Häfner, S; Emeny, RT; Lacruz, ME; Baumert, J; Herder, C; Koenig, W; Thorand, B; Ladwig, KH; for the KORA Study Investigators
Association between social isolation and inflammatory markers in depressed and non-depressed individuals: Results from the MONICA/KORA study.

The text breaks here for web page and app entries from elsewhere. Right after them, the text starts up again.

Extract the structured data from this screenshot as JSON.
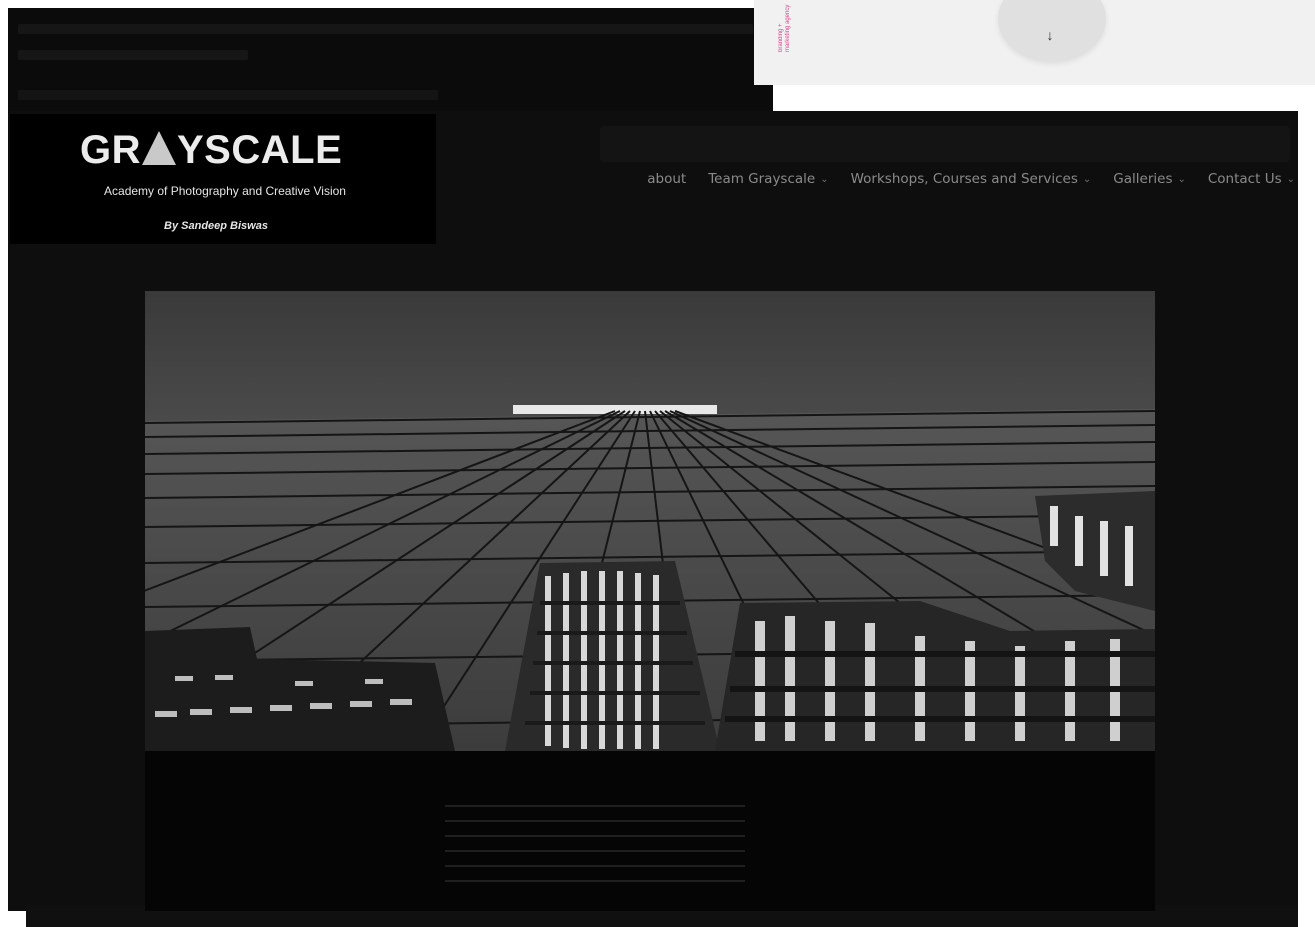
{
  "window": {
    "agency_tag": "branding + marketing agency"
  },
  "scroll_button": {
    "icon": "arrow-down-icon",
    "glyph": "↓"
  },
  "brand": {
    "name_pre": "GR",
    "name_post": "YSCALE",
    "tagline": "Academy of Photography and Creative Vision",
    "byline": "By Sandeep Biswas"
  },
  "nav": {
    "items": [
      {
        "label": "about",
        "has_dropdown": false
      },
      {
        "label": "Team Grayscale",
        "has_dropdown": true
      },
      {
        "label": "Workshops, Courses and Services",
        "has_dropdown": true
      },
      {
        "label": "Galleries",
        "has_dropdown": true
      },
      {
        "label": "Contact Us",
        "has_dropdown": true
      }
    ],
    "dropdown_glyph": "⌄"
  },
  "hero": {
    "subject": "black and white upward view of a glass skyscraper reflecting older buildings"
  },
  "colors": {
    "background": "#0e0e0e",
    "nav_text": "#8a8a8a",
    "logo_text": "#ececec",
    "agency_accent": "#d84a8c",
    "panel": "#f1f1f1"
  }
}
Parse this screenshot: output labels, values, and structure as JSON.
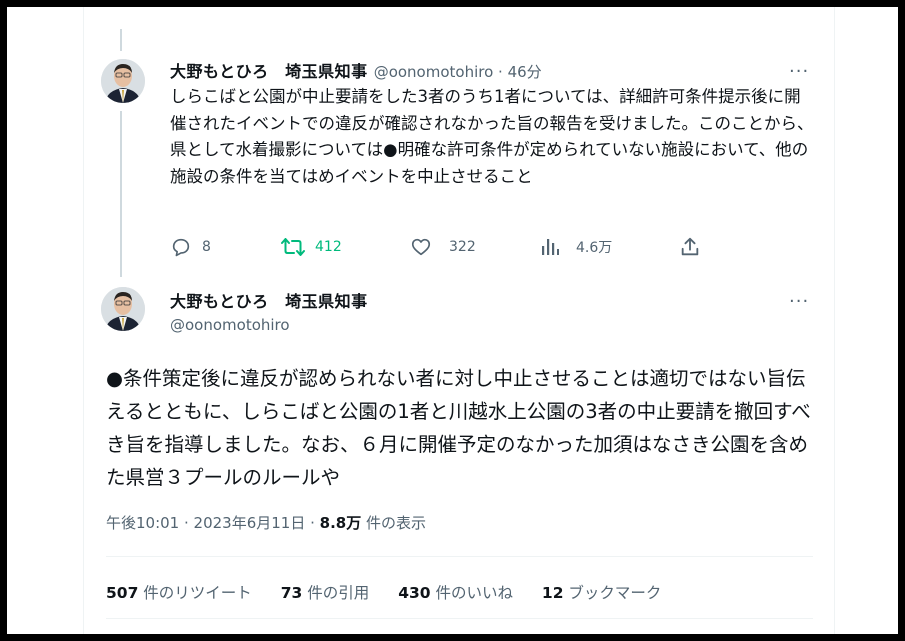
{
  "tweet_parent": {
    "display_name": "大野もとひろ　埼玉県知事",
    "handle_time": "@oonomotohiro · 46分",
    "text": "しらこばと公園が中止要請をした3者のうち1者については、詳細許可条件提示後に開催されたイベントでの違反が確認されなかった旨の報告を受けました。このことから、県として水着撮影については●明確な許可条件が定められていない施設において、他の施設の条件を当てはめイベントを中止させること",
    "replies": "8",
    "retweets": "412",
    "likes": "322",
    "views": "4.6万"
  },
  "tweet_main": {
    "display_name": "大野もとひろ　埼玉県知事",
    "handle": "@oonomotohiro",
    "text": "●条件策定後に違反が認められない者に対し中止させることは適切ではない旨伝えるとともに、しらこばと公園の1者と川越水上公園の3者の中止要請を撤回すべき旨を指導しました。なお、６月に開催予定のなかった加須はなさき公園を含めた県営３プールのルールや",
    "timestamp": "午後10:01 · 2023年6月11日 · ",
    "views_count": "8.8万",
    "views_label": " 件の表示",
    "stats": {
      "retweets_count": "507",
      "retweets_label": " 件のリツイート",
      "quotes_count": "73",
      "quotes_label": " 件の引用",
      "likes_count": "430",
      "likes_label": " 件のいいね",
      "bookmarks_count": "12",
      "bookmarks_label": " ブックマーク"
    }
  },
  "more_glyph": "···",
  "colors": {
    "text": "#0f1419",
    "muted": "#536471",
    "retweet_green": "#00ba7c",
    "thread_line": "#cfd9de"
  }
}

INTRODUCTION: Depressed individuals not only suffer from chronic low grade inflammation, but also exhibit an inflammatory hyper-responsiveness to acute stress. We investigate whether chronic stress also induces an exaggerated inflammatory response in individuals with increased depression features. As model for chronic stress, social isolation was chosen. METHODS: Interleukin (IL)-6 and hs-CRP levels were assessed in 1547 subjects (847 men and 700 women), derived from the population-based MONICA/KORA study. Standardized questionnaires were used to assess depressed mood (depression and exhaustion subscale) and social isolation (social network index). The relationship between the two inflammatory markers, social isolation and depressed mood was examined taking into account interactions social isolation×depressed mood using multivariable linear regression models, adjusted for age, BMI, smoking, alcohol, and physical activity. Analyses were performed in men and women separately. RESULTS: We observed a significant interaction between depressed mood and social isolation regarding IL-6 and hs-CRP, respectively in men (p-value=0.02 for IL-6 and<0.01 for hs-CRP), evidencing a substantial synergistic effect of social isolation, and depressed mood on inflammatory responses. Furthermore, depressed and socially isolated men had highly significantly elevated IL-6 levels (geometric mean: 3.76 vs. 1.92pg/ml, p-value<0.01) and heightened hs-CRP levels (geometric mean: 2.01 vs. 1.39mg/l, p=0.08) in comparison with non-depressed and socially integrated men. In women, no significant associations were seen. CONCLUSION: The interaction of depressed mood and social isolation elicits a substantial synergistic impact on inflammatory markers in men, but not in depressed women.